Using the listing below, copy every line that mentions "journey".

__Material provided__.
%%

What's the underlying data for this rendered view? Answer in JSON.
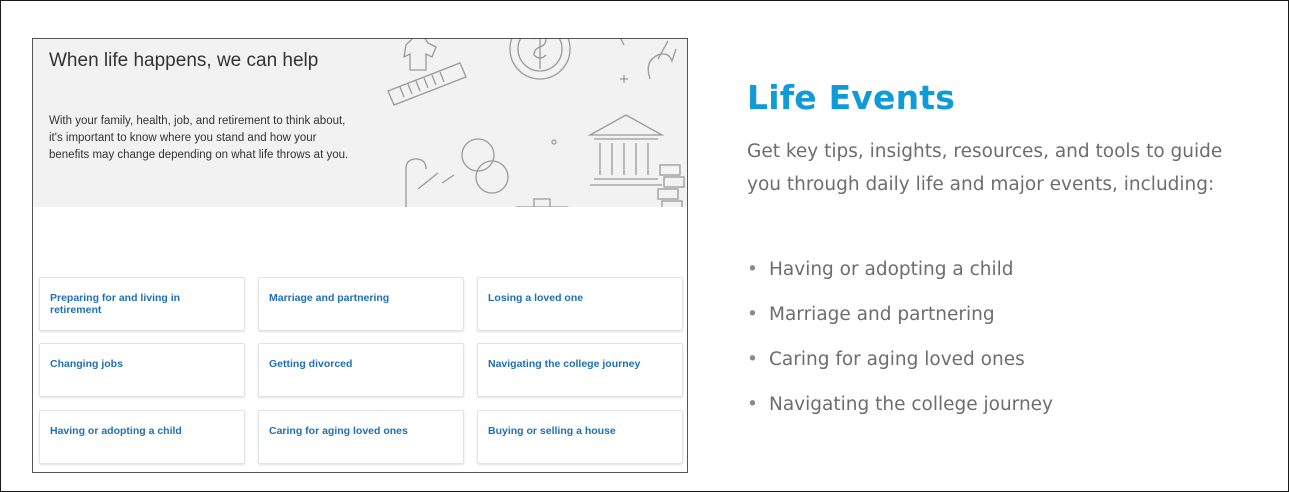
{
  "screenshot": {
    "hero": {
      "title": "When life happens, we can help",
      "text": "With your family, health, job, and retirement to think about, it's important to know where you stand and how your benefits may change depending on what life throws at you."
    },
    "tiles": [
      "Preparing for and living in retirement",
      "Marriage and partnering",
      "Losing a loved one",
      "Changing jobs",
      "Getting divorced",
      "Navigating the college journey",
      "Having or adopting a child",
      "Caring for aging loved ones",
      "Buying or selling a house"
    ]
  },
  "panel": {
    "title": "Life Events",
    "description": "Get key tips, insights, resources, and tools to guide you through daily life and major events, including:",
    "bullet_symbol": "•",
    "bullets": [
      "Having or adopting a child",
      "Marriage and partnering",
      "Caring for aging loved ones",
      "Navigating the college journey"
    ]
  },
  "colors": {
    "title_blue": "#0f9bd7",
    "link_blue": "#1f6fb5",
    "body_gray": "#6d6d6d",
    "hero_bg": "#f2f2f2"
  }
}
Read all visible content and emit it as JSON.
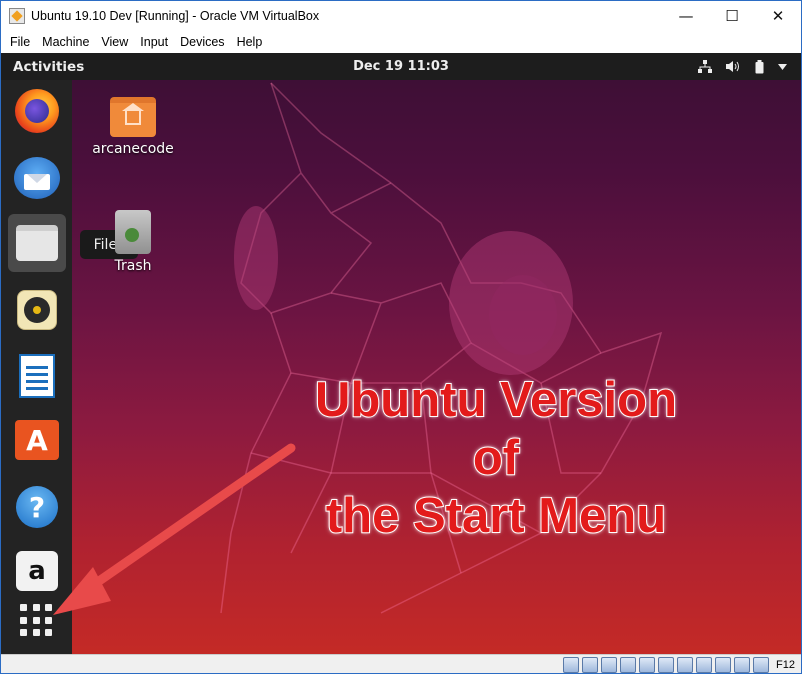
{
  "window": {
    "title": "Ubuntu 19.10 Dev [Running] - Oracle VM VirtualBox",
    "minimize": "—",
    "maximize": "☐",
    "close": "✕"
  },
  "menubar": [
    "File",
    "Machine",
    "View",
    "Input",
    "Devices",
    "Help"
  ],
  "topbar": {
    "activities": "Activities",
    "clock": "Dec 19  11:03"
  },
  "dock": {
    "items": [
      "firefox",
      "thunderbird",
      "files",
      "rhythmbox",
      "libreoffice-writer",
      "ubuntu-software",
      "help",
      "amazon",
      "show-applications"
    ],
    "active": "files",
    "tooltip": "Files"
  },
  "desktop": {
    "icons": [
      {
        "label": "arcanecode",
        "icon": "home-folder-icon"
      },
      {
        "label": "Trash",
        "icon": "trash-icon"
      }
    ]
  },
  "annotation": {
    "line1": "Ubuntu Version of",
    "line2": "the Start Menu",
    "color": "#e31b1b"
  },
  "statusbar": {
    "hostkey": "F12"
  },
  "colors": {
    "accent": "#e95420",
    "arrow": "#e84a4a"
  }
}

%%

__Exercise output__.
      "Navigating the college journey",
      "Navigating the college journey"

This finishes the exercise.